*Task details*.
Every record, apart from its pictures, should be repeated exactly.

Stored data:
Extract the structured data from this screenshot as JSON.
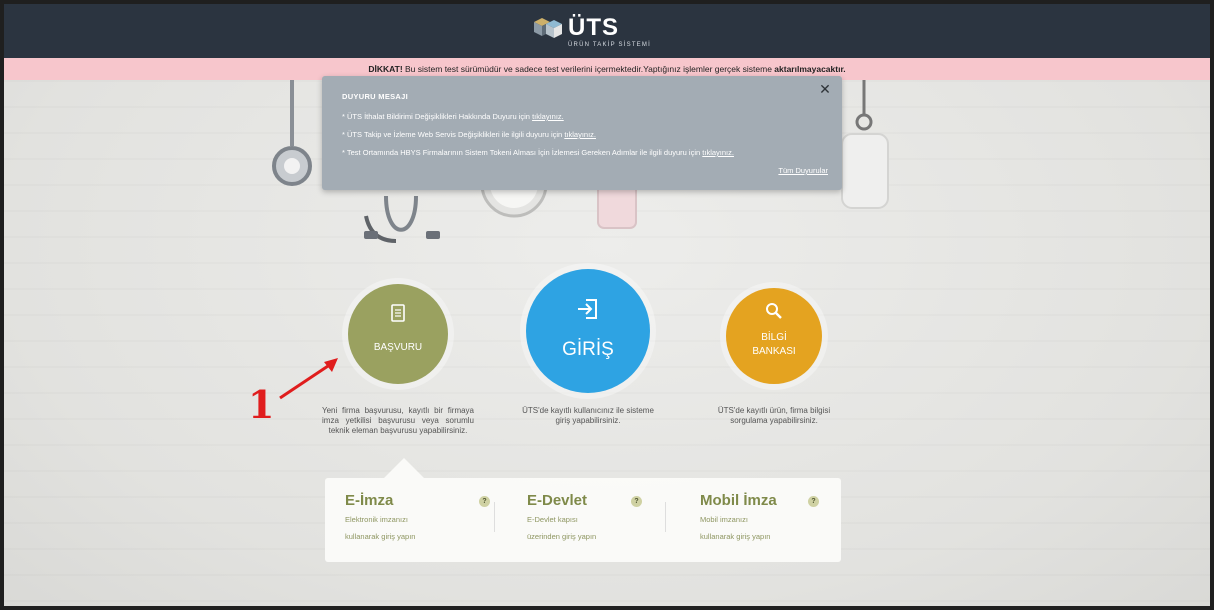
{
  "header": {
    "brand": "ÜTS",
    "subtitle": "ÜRÜN TAKİP SİSTEMİ"
  },
  "warning": {
    "prefix": "DİKKAT!",
    "text": " Bu sistem test sürümüdür ve sadece test verilerini içermektedir.Yaptığınız işlemler gerçek sisteme ",
    "bold_tail": "aktarılmayacaktır."
  },
  "notice": {
    "title": "DUYURU MESAJI",
    "close_symbol": "✕",
    "items": [
      {
        "text": "* ÜTS İthalat Bildirimi Değişiklikleri Hakkında Duyuru için ",
        "link": "tıklayınız."
      },
      {
        "text": "* ÜTS Takip ve İzleme Web Servis Değişiklikleri ile ilgili duyuru için ",
        "link": "tıklayınız."
      },
      {
        "text": "* Test Ortamında HBYS Firmalarının Sistem Tokeni Alması İçin İzlemesi Gereken Adımlar ile ilgili duyuru için ",
        "link": "tıklayınız."
      }
    ],
    "all_link": "Tüm Duyurular"
  },
  "actions": {
    "basvuru": {
      "label": "BAŞVURU",
      "description": "Yeni firma başvurusu, kayıtlı bir firmaya imza yetkilisi başvurusu veya sorumlu teknik eleman başvurusu yapabilirsiniz.",
      "color": "#9aa160",
      "icon": "document-icon"
    },
    "giris": {
      "label": "GİRİŞ",
      "description": "ÜTS'de kayıtlı kullanıcınız ile sisteme giriş yapabilirsiniz.",
      "color": "#2ea3e3",
      "icon": "login-icon"
    },
    "bilgi": {
      "label_line1": "BİLGİ",
      "label_line2": "BANKASI",
      "description": "ÜTS'de kayıtlı ürün, firma bilgisi sorgulama yapabilirsiniz.",
      "color": "#e4a320",
      "icon": "search-icon"
    }
  },
  "annotation": {
    "number": "1"
  },
  "login_options": [
    {
      "title": "E-İmza",
      "help": "?",
      "line1": "Elektronik imzanızı",
      "line2": "kullanarak giriş yapın"
    },
    {
      "title": "E-Devlet",
      "help": "?",
      "line1": "E-Devlet kapısı",
      "line2": "üzerinden giriş yapın"
    },
    {
      "title": "Mobil İmza",
      "help": "?",
      "line1": "Mobil imzanızı",
      "line2": "kullanarak giriş yapın"
    }
  ]
}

*Response area*.
Extract the structured data from this screenshot as JSON.
{
  "header": {
    "brand": "ÜTS",
    "subtitle": "ÜRÜN TAKİP SİSTEMİ"
  },
  "warning": {
    "prefix": "DİKKAT!",
    "text": " Bu sistem test sürümüdür ve sadece test verilerini içermektedir.Yaptığınız işlemler gerçek sisteme ",
    "bold_tail": "aktarılmayacaktır."
  },
  "notice": {
    "title": "DUYURU MESAJI",
    "close_symbol": "✕",
    "items": [
      {
        "text": "* ÜTS İthalat Bildirimi Değişiklikleri Hakkında Duyuru için ",
        "link": "tıklayınız."
      },
      {
        "text": "* ÜTS Takip ve İzleme Web Servis Değişiklikleri ile ilgili duyuru için ",
        "link": "tıklayınız."
      },
      {
        "text": "* Test Ortamında HBYS Firmalarının Sistem Tokeni Alması İçin İzlemesi Gereken Adımlar ile ilgili duyuru için ",
        "link": "tıklayınız."
      }
    ],
    "all_link": "Tüm Duyurular"
  },
  "actions": {
    "basvuru": {
      "label": "BAŞVURU",
      "description": "Yeni firma başvurusu, kayıtlı bir firmaya imza yetkilisi başvurusu veya sorumlu teknik eleman başvurusu yapabilirsiniz.",
      "color": "#9aa160",
      "icon": "document-icon"
    },
    "giris": {
      "label": "GİRİŞ",
      "description": "ÜTS'de kayıtlı kullanıcınız ile sisteme giriş yapabilirsiniz.",
      "color": "#2ea3e3",
      "icon": "login-icon"
    },
    "bilgi": {
      "label_line1": "BİLGİ",
      "label_line2": "BANKASI",
      "description": "ÜTS'de kayıtlı ürün, firma bilgisi sorgulama yapabilirsiniz.",
      "color": "#e4a320",
      "icon": "search-icon"
    }
  },
  "annotation": {
    "number": "1"
  },
  "login_options": [
    {
      "title": "E-İmza",
      "help": "?",
      "line1": "Elektronik imzanızı",
      "line2": "kullanarak giriş yapın"
    },
    {
      "title": "E-Devlet",
      "help": "?",
      "line1": "E-Devlet kapısı",
      "line2": "üzerinden giriş yapın"
    },
    {
      "title": "Mobil İmza",
      "help": "?",
      "line1": "Mobil imzanızı",
      "line2": "kullanarak giriş yapın"
    }
  ]
}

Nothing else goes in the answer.